As commuting budgets become an ever-growing part of driver expenditures in our area, Route 66 in Virginia has also succumb to that allure of cold, hard cash under the guise of lightening up the monstrous traffic that plagues the road during rush hours and seemingly for no apparent reason on the weekends. Starting at the beginning of 2017, the road – currently being outfitted for EZPass readers – “will charge a toll for solo drivers — projected peak charges of $7 during morning rush hour and $9 for the evening rush. Reverse commuters would pay between $1 and $2, according to VDOT.”
As of now, vehicles containing more than 2 people (not including a mannequin) are exempt from the fee. By 2020 however, the road which has always been HOV-2 will transition to HOV-3 like the 95 and 495 hot lanes requiring motorists to have three living, breathing human entities in the vehicle to skip out on the toll. If you’ve not had a chance to grace the clogged arteries leading to 66,a a certain point the entire road becomes HOV-2 with no toll as an option turning motorists who missed the last exit before toll into sitting ducks for State Troopers who regularly wait along exit ramps with ticket books in hand. In the past, it was thought the due to ticketing complaints by HOV violators, Google Maps rerouted commuters around the road entirely. If Google can’t figure out the weird road laws in our area, what hope is left for us?!
The difference between the 95 and 495 HOT lanes and the new 66 toll lanes lies with ownership. While the 95 and 495 HOT lanes are owned by Australian company, Transurban, the 66 express lanes will be owned by the public meaning income made from the road will go back into publicly owned infrastructure like buses and metro.
And before you Tesla owners click away and celebrate your toll exemption on 66, by 2017, VDOT plans to “eliminate the clean hybrid vehicle plate exception, which is now standard procedure when HOV lanes are turned into toll lanes.”
Not happy? There’s a support group for that. The 66 Alliance is upset with the plans to convert the well traveled road into a paved bank account for the state. “The 66 Alliance is a group of people who came together in 2015 and 2016 to oppose parts of VDOT’s plans to convert Interstate 66 into High Occupancy Toll (HOT) lanes from Haymarket to the Roosevelt Bridge.
Since inception, the 66 Alliance’s 4 goals have been:
- Retain HOV-2 on I-66 (VDOT wants to go to HOV-3);
- Prohibit tolling of “reverse” commuters on 66 inside the Beltway;
- Expand capacity on 66 inside and outside the Beltway; and,
- Retain the Clean Fuel Vehicle (hybrid) program”
You can join the 66 Alliance by clicking here.
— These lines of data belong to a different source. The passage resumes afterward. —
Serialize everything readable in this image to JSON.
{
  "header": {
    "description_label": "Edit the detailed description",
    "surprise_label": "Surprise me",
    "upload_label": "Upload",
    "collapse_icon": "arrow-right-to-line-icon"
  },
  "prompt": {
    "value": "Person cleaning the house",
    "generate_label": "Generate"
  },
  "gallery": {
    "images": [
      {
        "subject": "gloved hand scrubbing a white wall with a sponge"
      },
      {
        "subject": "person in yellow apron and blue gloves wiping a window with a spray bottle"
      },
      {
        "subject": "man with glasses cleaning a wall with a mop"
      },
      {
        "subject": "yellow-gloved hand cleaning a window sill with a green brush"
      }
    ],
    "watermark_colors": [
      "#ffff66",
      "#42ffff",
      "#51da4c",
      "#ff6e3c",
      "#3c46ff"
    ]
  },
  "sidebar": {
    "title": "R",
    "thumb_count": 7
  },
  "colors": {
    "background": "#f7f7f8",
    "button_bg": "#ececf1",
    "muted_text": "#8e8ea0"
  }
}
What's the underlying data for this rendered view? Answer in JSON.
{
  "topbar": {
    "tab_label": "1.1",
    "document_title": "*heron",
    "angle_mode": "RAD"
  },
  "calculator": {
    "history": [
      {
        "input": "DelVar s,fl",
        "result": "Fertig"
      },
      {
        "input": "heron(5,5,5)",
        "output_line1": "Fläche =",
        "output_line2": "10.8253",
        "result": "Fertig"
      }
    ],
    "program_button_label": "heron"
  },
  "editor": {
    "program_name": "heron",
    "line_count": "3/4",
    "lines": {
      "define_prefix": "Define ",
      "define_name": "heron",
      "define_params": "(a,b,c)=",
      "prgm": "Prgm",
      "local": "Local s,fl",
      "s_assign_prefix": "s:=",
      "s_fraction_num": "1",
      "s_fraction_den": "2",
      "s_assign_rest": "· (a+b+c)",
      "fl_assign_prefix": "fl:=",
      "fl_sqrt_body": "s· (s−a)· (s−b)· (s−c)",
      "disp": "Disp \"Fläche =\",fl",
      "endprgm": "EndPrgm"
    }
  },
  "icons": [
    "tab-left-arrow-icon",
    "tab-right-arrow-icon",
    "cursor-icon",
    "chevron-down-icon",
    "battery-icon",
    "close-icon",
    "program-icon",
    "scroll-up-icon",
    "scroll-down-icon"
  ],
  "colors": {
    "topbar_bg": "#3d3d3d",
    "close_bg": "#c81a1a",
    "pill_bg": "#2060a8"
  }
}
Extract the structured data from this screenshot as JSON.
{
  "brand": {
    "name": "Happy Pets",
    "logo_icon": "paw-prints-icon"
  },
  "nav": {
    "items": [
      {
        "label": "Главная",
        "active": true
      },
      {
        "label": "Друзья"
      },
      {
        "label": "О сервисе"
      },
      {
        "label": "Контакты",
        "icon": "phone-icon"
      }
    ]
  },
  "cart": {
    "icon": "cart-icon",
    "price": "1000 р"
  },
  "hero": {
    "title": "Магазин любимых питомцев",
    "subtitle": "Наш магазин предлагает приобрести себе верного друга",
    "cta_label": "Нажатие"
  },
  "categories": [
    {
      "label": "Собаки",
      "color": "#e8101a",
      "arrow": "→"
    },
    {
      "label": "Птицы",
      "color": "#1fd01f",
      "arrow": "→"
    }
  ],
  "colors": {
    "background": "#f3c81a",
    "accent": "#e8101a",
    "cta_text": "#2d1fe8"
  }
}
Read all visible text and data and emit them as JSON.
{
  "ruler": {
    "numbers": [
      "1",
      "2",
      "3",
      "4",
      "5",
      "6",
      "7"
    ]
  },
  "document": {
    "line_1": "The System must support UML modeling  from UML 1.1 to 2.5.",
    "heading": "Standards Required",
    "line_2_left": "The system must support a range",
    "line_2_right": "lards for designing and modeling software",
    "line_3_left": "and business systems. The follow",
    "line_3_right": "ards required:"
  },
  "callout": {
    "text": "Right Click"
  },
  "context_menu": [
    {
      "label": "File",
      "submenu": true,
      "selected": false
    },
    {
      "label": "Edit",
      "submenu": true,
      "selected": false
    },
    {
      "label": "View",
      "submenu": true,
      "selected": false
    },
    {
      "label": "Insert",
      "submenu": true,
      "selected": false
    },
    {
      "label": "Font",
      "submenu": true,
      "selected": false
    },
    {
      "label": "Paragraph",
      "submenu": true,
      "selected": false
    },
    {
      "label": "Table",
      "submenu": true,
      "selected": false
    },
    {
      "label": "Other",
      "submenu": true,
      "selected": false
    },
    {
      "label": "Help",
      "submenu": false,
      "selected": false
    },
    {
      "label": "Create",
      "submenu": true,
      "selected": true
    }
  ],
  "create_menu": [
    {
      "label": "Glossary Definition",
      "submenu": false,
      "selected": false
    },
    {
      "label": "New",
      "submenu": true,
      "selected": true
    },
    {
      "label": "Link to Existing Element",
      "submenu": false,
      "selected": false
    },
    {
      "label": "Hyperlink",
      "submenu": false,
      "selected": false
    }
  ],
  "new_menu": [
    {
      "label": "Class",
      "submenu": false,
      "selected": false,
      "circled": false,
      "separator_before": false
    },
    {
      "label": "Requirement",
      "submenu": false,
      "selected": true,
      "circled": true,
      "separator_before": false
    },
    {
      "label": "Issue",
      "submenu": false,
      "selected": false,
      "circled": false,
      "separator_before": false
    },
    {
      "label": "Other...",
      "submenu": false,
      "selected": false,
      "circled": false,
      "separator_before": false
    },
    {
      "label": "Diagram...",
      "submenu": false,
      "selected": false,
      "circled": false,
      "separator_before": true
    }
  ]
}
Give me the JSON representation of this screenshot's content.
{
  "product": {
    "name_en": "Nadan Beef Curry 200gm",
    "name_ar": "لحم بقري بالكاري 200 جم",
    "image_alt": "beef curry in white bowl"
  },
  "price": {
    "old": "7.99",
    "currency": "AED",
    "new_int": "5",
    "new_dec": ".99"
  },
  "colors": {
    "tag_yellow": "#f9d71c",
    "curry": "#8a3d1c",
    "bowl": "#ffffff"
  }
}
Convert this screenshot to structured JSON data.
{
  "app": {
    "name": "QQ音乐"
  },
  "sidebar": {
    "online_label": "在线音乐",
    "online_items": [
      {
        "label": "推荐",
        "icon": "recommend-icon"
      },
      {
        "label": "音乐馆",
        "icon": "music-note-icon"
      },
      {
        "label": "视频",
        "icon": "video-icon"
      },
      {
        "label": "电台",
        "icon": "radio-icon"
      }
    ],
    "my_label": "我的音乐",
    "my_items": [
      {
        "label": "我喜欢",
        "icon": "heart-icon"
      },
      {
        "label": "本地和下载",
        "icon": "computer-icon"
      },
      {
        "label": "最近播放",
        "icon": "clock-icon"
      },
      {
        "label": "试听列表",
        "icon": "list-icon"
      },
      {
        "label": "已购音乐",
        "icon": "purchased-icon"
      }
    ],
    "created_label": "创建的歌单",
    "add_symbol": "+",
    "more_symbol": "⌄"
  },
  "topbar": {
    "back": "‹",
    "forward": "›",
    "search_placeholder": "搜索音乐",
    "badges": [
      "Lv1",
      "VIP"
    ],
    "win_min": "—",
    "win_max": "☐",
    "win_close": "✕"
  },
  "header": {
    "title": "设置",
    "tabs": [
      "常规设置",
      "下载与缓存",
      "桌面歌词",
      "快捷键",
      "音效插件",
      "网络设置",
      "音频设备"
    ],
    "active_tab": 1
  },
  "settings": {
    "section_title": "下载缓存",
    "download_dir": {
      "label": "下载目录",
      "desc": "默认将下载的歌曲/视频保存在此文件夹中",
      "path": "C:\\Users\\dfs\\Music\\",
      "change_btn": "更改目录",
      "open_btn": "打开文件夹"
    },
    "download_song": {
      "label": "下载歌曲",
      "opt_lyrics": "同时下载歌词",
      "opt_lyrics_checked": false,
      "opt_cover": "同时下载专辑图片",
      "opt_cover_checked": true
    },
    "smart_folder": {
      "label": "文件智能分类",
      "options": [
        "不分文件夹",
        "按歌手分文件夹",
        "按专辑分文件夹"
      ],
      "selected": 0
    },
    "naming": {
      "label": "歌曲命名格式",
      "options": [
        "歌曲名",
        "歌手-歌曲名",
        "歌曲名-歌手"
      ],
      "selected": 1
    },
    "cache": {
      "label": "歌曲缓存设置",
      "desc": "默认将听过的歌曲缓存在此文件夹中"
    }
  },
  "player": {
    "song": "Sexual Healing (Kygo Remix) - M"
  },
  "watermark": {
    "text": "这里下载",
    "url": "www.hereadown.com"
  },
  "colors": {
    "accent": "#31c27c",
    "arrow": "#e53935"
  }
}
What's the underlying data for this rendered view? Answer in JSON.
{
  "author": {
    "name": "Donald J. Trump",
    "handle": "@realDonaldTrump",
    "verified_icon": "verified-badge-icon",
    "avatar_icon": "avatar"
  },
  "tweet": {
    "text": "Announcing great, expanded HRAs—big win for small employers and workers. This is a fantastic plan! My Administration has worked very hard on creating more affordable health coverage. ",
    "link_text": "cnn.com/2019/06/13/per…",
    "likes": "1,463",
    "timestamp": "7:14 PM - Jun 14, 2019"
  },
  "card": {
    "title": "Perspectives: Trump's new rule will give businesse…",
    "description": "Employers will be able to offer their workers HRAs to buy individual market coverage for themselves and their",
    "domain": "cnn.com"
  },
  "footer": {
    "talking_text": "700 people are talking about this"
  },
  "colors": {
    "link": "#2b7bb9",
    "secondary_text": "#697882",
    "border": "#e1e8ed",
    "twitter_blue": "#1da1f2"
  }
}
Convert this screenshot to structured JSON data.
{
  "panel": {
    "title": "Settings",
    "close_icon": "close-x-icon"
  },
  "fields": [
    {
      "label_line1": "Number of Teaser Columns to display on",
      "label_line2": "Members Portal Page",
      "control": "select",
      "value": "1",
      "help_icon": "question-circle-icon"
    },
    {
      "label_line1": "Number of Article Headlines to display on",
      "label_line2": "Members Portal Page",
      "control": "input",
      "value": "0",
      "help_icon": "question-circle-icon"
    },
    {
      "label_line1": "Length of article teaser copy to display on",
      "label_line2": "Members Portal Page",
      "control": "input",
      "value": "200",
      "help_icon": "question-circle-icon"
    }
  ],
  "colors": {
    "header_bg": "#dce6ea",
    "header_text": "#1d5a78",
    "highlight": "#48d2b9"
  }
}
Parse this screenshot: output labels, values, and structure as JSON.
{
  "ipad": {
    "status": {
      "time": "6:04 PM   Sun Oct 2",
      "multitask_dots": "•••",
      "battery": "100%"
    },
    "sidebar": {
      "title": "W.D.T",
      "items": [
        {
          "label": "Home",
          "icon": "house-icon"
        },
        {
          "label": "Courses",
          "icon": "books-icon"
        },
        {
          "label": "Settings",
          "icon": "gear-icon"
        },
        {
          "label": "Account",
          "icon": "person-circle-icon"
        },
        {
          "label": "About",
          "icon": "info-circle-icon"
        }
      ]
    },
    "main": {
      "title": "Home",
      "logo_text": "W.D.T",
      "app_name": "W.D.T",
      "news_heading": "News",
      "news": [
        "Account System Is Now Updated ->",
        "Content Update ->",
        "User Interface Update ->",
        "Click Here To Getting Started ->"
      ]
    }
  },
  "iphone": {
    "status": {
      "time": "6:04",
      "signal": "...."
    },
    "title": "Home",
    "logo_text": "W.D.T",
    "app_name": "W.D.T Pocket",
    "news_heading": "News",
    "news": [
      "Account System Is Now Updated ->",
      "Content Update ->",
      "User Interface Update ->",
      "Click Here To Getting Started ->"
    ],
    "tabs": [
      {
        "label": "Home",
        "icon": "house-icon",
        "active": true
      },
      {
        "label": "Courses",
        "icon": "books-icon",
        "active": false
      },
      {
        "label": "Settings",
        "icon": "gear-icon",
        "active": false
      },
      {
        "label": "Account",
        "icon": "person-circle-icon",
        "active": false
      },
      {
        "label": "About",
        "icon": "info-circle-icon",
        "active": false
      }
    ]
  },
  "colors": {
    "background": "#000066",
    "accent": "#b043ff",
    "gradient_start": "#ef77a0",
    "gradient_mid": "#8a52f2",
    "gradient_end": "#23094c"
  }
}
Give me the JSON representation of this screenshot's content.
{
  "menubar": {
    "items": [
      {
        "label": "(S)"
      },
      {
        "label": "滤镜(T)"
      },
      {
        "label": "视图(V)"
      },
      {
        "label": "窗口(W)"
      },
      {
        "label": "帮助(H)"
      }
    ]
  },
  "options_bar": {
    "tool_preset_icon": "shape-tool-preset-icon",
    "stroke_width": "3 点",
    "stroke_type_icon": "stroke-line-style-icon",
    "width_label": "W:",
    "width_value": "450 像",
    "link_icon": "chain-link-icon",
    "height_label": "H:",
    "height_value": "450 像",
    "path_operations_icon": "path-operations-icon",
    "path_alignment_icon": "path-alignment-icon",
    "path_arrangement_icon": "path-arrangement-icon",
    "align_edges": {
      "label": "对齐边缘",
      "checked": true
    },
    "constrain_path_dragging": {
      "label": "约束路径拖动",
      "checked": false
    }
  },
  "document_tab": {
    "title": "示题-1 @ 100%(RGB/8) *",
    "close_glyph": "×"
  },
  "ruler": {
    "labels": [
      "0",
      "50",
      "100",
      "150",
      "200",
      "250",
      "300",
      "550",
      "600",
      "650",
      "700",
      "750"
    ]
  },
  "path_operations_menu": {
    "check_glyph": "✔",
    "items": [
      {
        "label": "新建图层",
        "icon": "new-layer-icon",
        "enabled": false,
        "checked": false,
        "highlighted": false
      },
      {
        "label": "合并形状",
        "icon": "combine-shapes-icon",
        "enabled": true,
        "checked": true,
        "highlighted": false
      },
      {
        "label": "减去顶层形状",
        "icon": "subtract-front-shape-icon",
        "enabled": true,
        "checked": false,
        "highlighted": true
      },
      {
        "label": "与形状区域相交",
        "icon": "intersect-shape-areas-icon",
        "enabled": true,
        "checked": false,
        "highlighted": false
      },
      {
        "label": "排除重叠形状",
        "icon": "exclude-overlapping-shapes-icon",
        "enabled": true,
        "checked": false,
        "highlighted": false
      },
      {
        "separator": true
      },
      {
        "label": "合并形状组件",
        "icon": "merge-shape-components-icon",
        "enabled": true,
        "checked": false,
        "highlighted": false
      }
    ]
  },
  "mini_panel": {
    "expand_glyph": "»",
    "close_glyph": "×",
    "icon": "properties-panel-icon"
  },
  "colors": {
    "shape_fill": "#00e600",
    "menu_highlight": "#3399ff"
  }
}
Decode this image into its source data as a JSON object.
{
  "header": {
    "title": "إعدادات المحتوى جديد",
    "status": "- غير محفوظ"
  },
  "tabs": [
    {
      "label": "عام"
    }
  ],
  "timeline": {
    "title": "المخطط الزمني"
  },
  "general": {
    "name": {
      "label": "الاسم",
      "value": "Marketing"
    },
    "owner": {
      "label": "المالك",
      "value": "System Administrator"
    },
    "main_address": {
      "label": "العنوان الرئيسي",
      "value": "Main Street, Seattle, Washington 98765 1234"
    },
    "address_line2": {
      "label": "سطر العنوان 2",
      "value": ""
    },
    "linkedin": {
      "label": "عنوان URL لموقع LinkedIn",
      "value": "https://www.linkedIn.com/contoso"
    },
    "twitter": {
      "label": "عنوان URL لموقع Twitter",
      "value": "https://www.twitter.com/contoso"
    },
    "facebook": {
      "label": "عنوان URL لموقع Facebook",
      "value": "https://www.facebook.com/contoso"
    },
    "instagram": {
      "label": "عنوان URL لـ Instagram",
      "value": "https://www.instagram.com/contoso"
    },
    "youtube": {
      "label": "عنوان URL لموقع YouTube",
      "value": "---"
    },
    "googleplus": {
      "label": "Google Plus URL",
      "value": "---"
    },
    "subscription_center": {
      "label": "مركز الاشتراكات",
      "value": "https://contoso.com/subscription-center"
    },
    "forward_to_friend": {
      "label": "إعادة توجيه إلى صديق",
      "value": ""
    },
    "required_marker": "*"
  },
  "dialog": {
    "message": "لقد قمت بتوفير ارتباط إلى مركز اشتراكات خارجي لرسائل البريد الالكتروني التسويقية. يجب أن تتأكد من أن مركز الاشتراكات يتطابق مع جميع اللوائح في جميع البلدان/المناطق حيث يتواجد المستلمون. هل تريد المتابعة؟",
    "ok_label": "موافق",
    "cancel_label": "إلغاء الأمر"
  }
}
Lawmakers say that having the toll road pricing be dynamic (increasing and decreasing throughout the commute) coupled with the fact that people can exit and enter the toll road at various entries and not have to pay the entire price to commute should lessen the blow to driver’s wallets while freeing up the drive to work.